- _What is required_
What you return should match the entries below exactly, only without the images.

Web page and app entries

#####

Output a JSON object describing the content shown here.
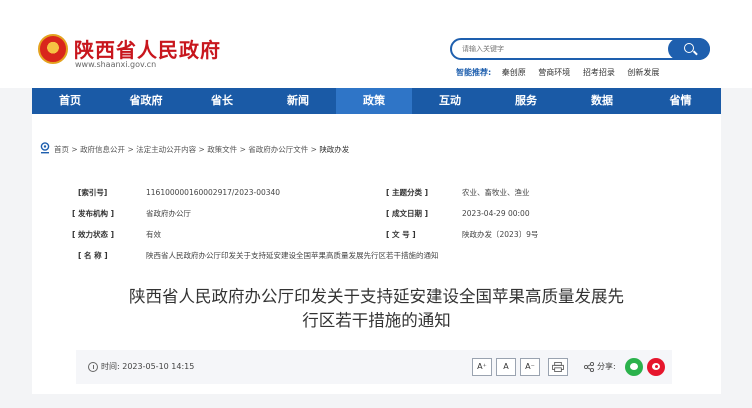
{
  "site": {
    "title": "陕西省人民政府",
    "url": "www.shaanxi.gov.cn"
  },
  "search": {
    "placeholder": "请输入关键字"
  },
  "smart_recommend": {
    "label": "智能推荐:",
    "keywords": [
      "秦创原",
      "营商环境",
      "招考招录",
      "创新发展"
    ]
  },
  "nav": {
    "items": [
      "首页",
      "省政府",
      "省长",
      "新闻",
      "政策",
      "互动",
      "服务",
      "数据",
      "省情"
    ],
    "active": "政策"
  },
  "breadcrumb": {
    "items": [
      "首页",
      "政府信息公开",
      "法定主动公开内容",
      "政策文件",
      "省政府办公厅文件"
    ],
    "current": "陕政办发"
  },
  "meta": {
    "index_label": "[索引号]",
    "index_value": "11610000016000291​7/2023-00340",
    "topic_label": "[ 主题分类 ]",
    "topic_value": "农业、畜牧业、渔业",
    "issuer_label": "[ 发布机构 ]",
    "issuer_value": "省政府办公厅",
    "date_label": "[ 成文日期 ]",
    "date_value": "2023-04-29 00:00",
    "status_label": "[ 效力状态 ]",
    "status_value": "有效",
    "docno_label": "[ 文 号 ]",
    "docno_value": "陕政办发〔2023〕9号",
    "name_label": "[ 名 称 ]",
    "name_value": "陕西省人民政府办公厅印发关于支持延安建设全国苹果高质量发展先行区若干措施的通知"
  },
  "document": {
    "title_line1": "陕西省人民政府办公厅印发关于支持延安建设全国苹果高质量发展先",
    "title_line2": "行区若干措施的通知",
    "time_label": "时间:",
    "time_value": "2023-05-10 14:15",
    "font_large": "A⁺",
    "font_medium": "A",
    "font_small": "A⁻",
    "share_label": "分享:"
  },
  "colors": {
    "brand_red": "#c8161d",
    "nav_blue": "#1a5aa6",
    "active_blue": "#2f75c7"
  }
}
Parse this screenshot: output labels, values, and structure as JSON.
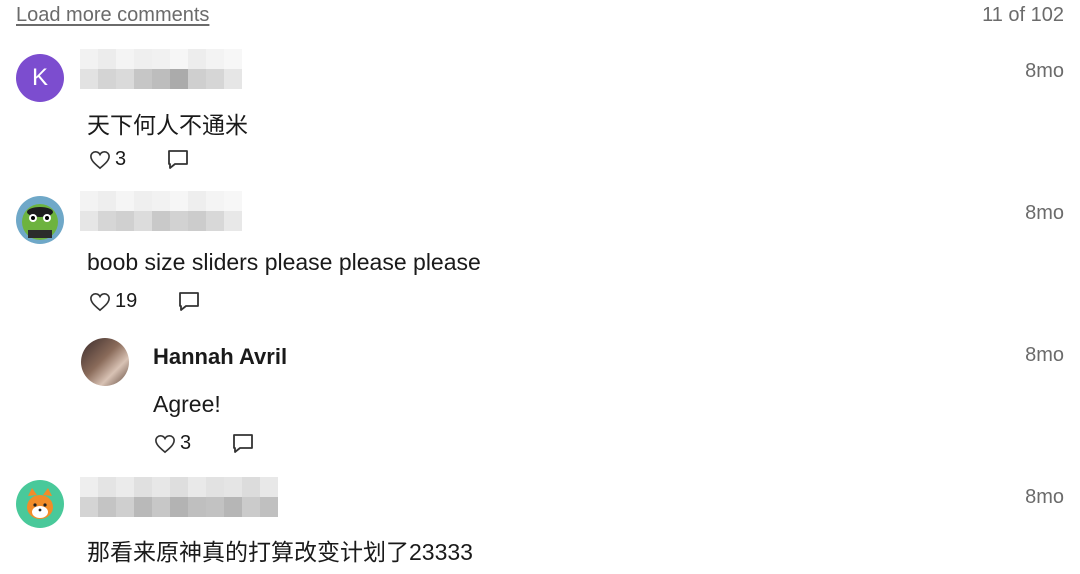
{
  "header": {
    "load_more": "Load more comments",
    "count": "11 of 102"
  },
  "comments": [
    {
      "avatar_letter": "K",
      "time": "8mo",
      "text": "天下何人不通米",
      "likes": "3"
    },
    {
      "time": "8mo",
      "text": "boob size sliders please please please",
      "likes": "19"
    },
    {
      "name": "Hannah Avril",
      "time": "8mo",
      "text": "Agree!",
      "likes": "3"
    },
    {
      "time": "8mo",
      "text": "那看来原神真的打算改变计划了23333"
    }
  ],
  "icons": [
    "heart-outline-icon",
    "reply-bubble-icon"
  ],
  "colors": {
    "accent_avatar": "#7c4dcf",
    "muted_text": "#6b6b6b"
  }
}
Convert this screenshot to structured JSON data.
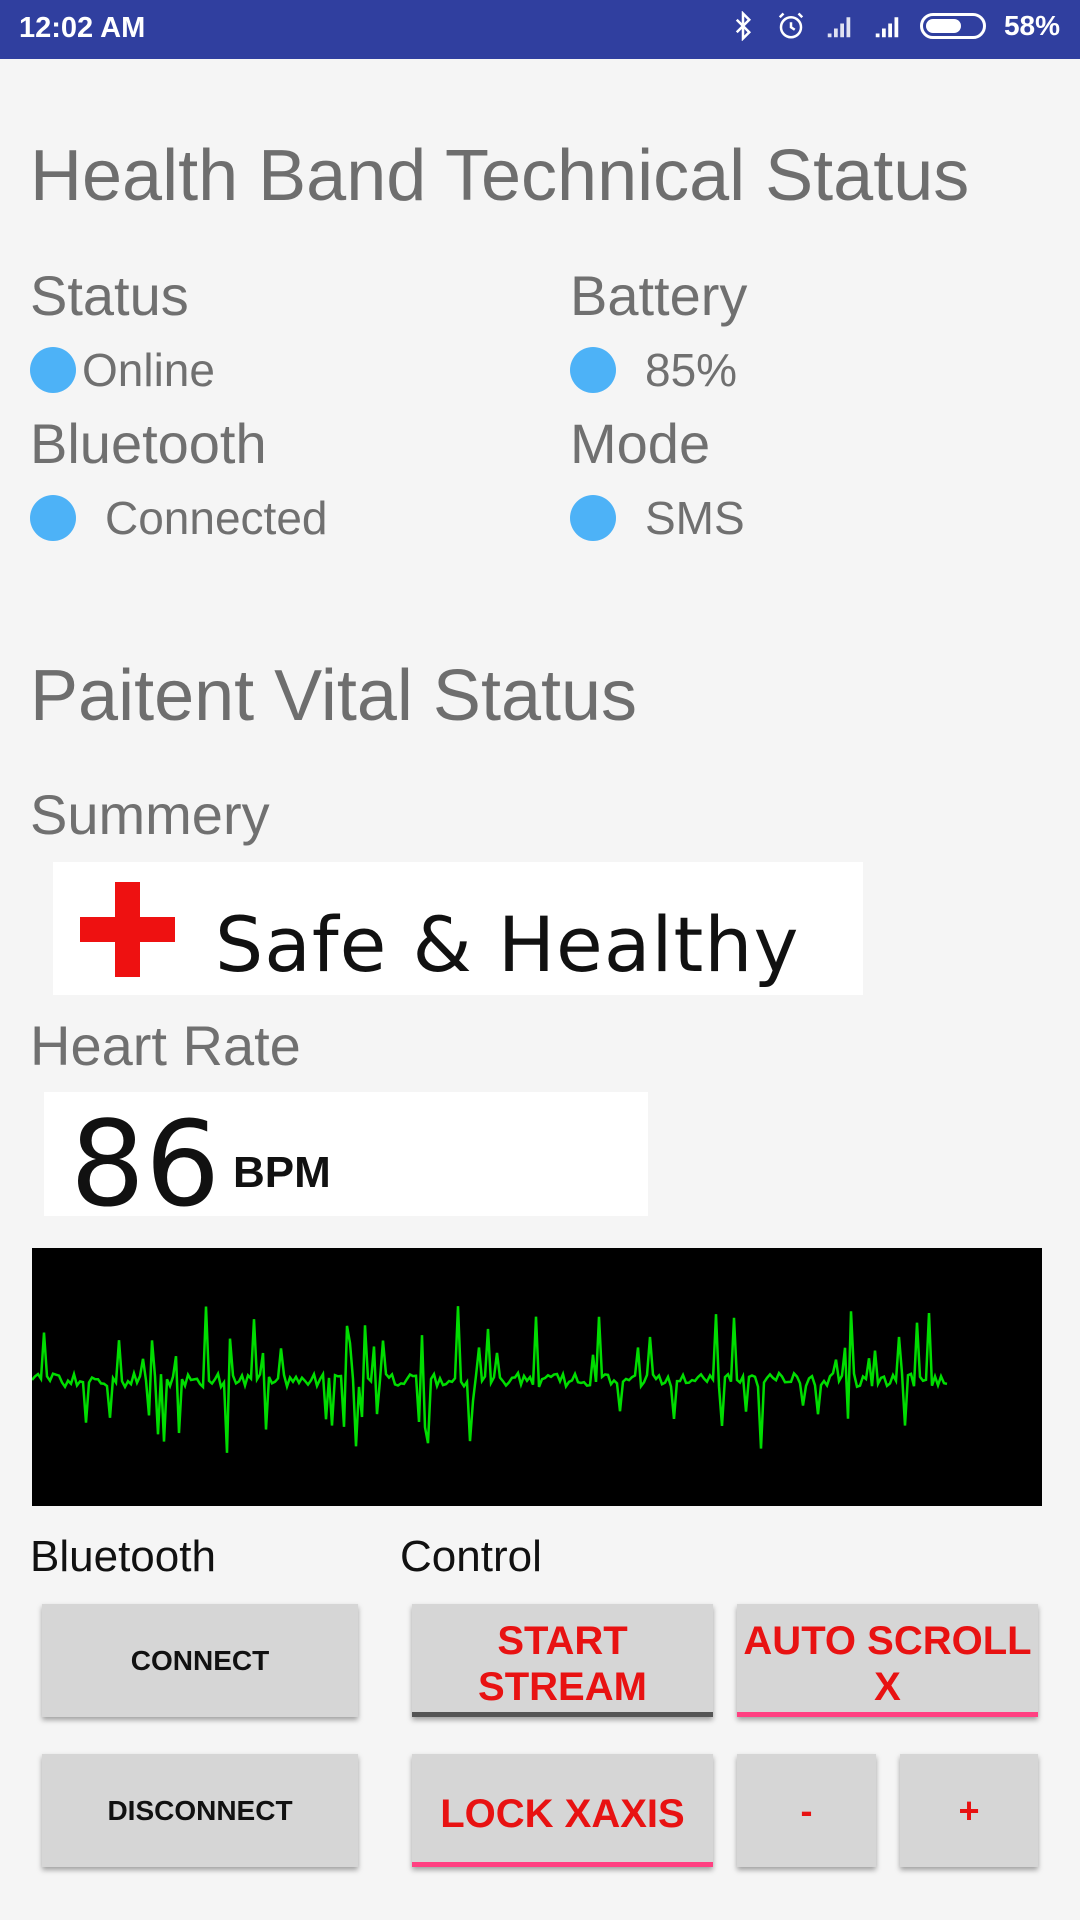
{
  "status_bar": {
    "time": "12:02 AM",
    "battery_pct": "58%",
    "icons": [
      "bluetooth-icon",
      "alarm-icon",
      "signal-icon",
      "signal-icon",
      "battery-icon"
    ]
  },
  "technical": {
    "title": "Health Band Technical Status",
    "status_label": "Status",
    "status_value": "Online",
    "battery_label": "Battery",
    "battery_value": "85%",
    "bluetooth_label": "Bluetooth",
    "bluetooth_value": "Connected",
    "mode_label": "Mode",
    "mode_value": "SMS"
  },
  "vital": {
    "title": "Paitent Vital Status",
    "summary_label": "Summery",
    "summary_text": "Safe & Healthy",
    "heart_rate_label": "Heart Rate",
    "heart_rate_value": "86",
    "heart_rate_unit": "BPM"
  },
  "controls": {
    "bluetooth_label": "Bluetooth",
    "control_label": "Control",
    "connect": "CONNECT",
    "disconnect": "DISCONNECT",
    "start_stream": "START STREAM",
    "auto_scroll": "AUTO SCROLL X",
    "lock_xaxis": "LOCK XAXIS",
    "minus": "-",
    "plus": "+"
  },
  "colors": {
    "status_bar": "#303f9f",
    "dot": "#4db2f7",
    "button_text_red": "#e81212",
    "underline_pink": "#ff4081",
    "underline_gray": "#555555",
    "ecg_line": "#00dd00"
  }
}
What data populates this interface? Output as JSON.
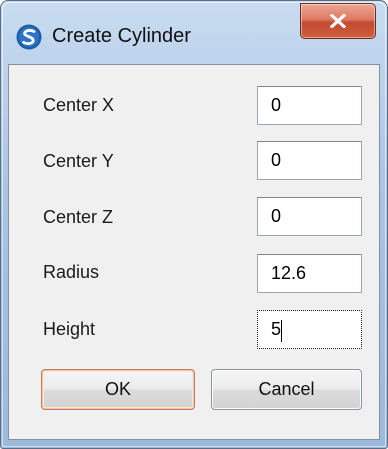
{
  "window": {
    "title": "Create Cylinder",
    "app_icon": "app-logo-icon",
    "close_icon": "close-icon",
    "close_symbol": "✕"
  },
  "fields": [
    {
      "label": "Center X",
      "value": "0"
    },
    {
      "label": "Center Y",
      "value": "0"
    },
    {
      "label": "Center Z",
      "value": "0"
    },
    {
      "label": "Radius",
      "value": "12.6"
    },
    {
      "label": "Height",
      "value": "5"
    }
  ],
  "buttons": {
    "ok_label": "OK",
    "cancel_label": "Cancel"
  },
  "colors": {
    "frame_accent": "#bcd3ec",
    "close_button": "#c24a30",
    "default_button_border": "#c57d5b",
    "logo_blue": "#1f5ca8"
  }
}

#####

- _Exercise solution_
Output a JSON object describing the content shown here.
{
  "site": {
    "title": "陕西省人民政府",
    "url": "www.shaanxi.gov.cn"
  },
  "search": {
    "placeholder": "请输入关键字"
  },
  "smart_recommend": {
    "label": "智能推荐:",
    "keywords": [
      "秦创原",
      "营商环境",
      "招考招录",
      "创新发展"
    ]
  },
  "nav": {
    "items": [
      "首页",
      "省政府",
      "省长",
      "新闻",
      "政策",
      "互动",
      "服务",
      "数据",
      "省情"
    ],
    "active": "政策"
  },
  "breadcrumb": {
    "items": [
      "首页",
      "政府信息公开",
      "法定主动公开内容",
      "政策文件",
      "省政府办公厅文件"
    ],
    "current": "陕政办发"
  },
  "meta": {
    "index_label": "[索引号]",
    "index_value": "11610000016000291​7/2023-00340",
    "topic_label": "[ 主题分类 ]",
    "topic_value": "农业、畜牧业、渔业",
    "issuer_label": "[ 发布机构 ]",
    "issuer_value": "省政府办公厅",
    "date_label": "[ 成文日期 ]",
    "date_value": "2023-04-29 00:00",
    "status_label": "[ 效力状态 ]",
    "status_value": "有效",
    "docno_label": "[ 文 号 ]",
    "docno_value": "陕政办发〔2023〕9号",
    "name_label": "[ 名 称 ]",
    "name_value": "陕西省人民政府办公厅印发关于支持延安建设全国苹果高质量发展先行区若干措施的通知"
  },
  "document": {
    "title_line1": "陕西省人民政府办公厅印发关于支持延安建设全国苹果高质量发展先",
    "title_line2": "行区若干措施的通知",
    "time_label": "时间:",
    "time_value": "2023-05-10 14:15",
    "font_large": "A⁺",
    "font_medium": "A",
    "font_small": "A⁻",
    "share_label": "分享:"
  },
  "colors": {
    "brand_red": "#c8161d",
    "nav_blue": "#1a5aa6",
    "active_blue": "#2f75c7"
  }
}
Parse this screenshot: output labels, values, and structure as JSON.
{
  "header": {
    "load_more": "Load more comments",
    "count": "11 of 102"
  },
  "comments": [
    {
      "avatar_letter": "K",
      "time": "8mo",
      "text": "天下何人不通米",
      "likes": "3"
    },
    {
      "time": "8mo",
      "text": "boob size sliders please please please",
      "likes": "19"
    },
    {
      "name": "Hannah Avril",
      "time": "8mo",
      "text": "Agree!",
      "likes": "3"
    },
    {
      "time": "8mo",
      "text": "那看来原神真的打算改变计划了23333"
    }
  ],
  "icons": [
    "heart-outline-icon",
    "reply-bubble-icon"
  ],
  "colors": {
    "accent_avatar": "#7c4dcf",
    "muted_text": "#6b6b6b"
  }
}
Convert this screenshot to structured JSON data.
{
  "status_bar": {
    "time": "12:02 AM",
    "battery_pct": "58%",
    "icons": [
      "bluetooth-icon",
      "alarm-icon",
      "signal-icon",
      "signal-icon",
      "battery-icon"
    ]
  },
  "technical": {
    "title": "Health Band Technical Status",
    "status_label": "Status",
    "status_value": "Online",
    "battery_label": "Battery",
    "battery_value": "85%",
    "bluetooth_label": "Bluetooth",
    "bluetooth_value": "Connected",
    "mode_label": "Mode",
    "mode_value": "SMS"
  },
  "vital": {
    "title": "Paitent Vital Status",
    "summary_label": "Summery",
    "summary_text": "Safe & Healthy",
    "heart_rate_label": "Heart Rate",
    "heart_rate_value": "86",
    "heart_rate_unit": "BPM"
  },
  "controls": {
    "bluetooth_label": "Bluetooth",
    "control_label": "Control",
    "connect": "CONNECT",
    "disconnect": "DISCONNECT",
    "start_stream": "START STREAM",
    "auto_scroll": "AUTO SCROLL X",
    "lock_xaxis": "LOCK XAXIS",
    "minus": "-",
    "plus": "+"
  },
  "colors": {
    "status_bar": "#303f9f",
    "dot": "#4db2f7",
    "button_text_red": "#e81212",
    "underline_pink": "#ff4081",
    "underline_gray": "#555555",
    "ecg_line": "#00dd00"
  }
}
What data populates this interface? Output as JSON.
{
  "window": {
    "title": "Create Cylinder",
    "app_icon": "app-logo-icon",
    "close_icon": "close-icon",
    "close_symbol": "✕"
  },
  "fields": [
    {
      "label": "Center X",
      "value": "0"
    },
    {
      "label": "Center Y",
      "value": "0"
    },
    {
      "label": "Center Z",
      "value": "0"
    },
    {
      "label": "Radius",
      "value": "12.6"
    },
    {
      "label": "Height",
      "value": "5"
    }
  ],
  "buttons": {
    "ok_label": "OK",
    "cancel_label": "Cancel"
  },
  "colors": {
    "frame_accent": "#bcd3ec",
    "close_button": "#c24a30",
    "default_button_border": "#c57d5b",
    "logo_blue": "#1f5ca8"
  }
}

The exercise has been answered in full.